By Rich Steeves January 16, 2013

Outer space is big. If you are setting a sci-fi TV show or movie in outer space, you better make sure your characters can travel faster than the speed of light or most of the screen time will be spent waiting for them to get from one star system to another.

But the creators of properties like Star Wars and Star Trek aren’t as concerned with showing actual physics on the screen as they are with making their products cool and entertaining. This means you could have characters standing on the bridge of the Enterprise as lights flash around them when the ship goes into “Time Warp Factor” mode (as in the first Star Trek pilot, “Menagerie”), which looked cheap and silly. Or, you might see Han Solo punching his Millenium Falcon into hyperspace with a swirl of stars, thrilling the audiences who first saw Star Wars in 1977. You might even have Spaceball One “going to plaid” as it moves at Ludicrous Speed.

These are all fictional ideas of course, made up by Hollywood not to convey what faster-than-light travel might actually look like, rather to illustrate how science works in an a more interesting way. Although science fiction isn’t based off of any facts or theories, scientists love to use these ideas as jumping off points for real research, so it should come as no surprise that a group of physicists decided to see what faster-than-light travelers might actually see.

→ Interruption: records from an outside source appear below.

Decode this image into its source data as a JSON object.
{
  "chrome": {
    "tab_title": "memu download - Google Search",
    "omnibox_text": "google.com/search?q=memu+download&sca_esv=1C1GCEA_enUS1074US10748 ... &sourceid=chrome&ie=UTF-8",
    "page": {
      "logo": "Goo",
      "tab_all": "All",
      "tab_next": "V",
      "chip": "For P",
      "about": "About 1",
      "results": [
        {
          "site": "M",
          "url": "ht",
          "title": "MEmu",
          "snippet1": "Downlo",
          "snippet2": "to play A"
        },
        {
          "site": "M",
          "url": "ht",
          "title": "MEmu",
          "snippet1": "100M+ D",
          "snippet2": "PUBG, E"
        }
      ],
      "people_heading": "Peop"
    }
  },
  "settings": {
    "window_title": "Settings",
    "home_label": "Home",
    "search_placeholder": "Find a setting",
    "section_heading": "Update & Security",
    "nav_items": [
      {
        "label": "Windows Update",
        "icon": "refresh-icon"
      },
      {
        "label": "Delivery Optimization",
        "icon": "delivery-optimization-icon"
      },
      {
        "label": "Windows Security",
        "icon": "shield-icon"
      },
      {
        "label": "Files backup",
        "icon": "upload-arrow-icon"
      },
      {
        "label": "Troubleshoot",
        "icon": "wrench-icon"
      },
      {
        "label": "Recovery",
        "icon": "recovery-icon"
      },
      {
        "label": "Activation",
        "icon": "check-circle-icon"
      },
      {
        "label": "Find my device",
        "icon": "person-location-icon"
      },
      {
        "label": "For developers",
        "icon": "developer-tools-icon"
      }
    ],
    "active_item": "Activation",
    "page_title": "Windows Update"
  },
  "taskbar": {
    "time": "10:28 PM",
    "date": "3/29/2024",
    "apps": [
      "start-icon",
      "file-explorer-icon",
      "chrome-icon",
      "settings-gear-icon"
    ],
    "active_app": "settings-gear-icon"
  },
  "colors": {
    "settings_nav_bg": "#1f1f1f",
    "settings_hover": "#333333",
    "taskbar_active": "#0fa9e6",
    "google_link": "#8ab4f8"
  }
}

Scientists at the University of Leicester decided that the Doppler Effect would cause a shift in the wavelength of the light emanating from stars, moving it past the visible spectrum. In other words, Han Solo, Captain Kirk (or Picard or Janeway or others, take your pick) would see nothing. In fact, the stars’ radiation would shift all the way to the X-Ray portion of the spectrum, and therefore the ships would need to include shielding against those rays. That is, in addition to shields that protect them from Imperial blaster fire or Klingon photon torpedoes. I guess traveling through hyperspace really ain’t like dusting crops…




Edited by Ashley Caputo

TechZone360 Web Editor

SHARE THIS ARTICLE
Related Articles

Avaya Files Chapter 11, Plans Restructuring

By: Steve Anderson    1/20/2017

Avaya turns to Chapter 11 bankruptcy in a bid to make some key changes and attempt to recover for the future.

Read More

Reports of the Death of the Deskphone are Premature; Allworx Says We're on the Verge of a Deskphone Revolution

By: Erik Linask    1/19/2017

We've heard commentary about the death of the deskphone for several years now. Yet, if you look on most corporate desktops, you'll still find one. The…

Read More

Microsoft Makes AI Moves in Montreal

By: Alicia Young    1/19/2017

Recently, Microsoft has shown a growing interest in Montreal's booming artificial intelligence (AI) presence. This has spurred a series of acquisition…

Read More

What to Do About Netflix Shares

By: Steve Anderson    1/19/2017

Netflix has destroyed all estimates about its share prices, but how should investors respond?

Read More

The End of Work as We Know It: 6 Big Predictions for 2017

By: Farrell Hough    1/19/2017

The future of work in 2017 and beyond will center on using increasingly capable technologies to improve our productivity to the point where we can foc…

Read More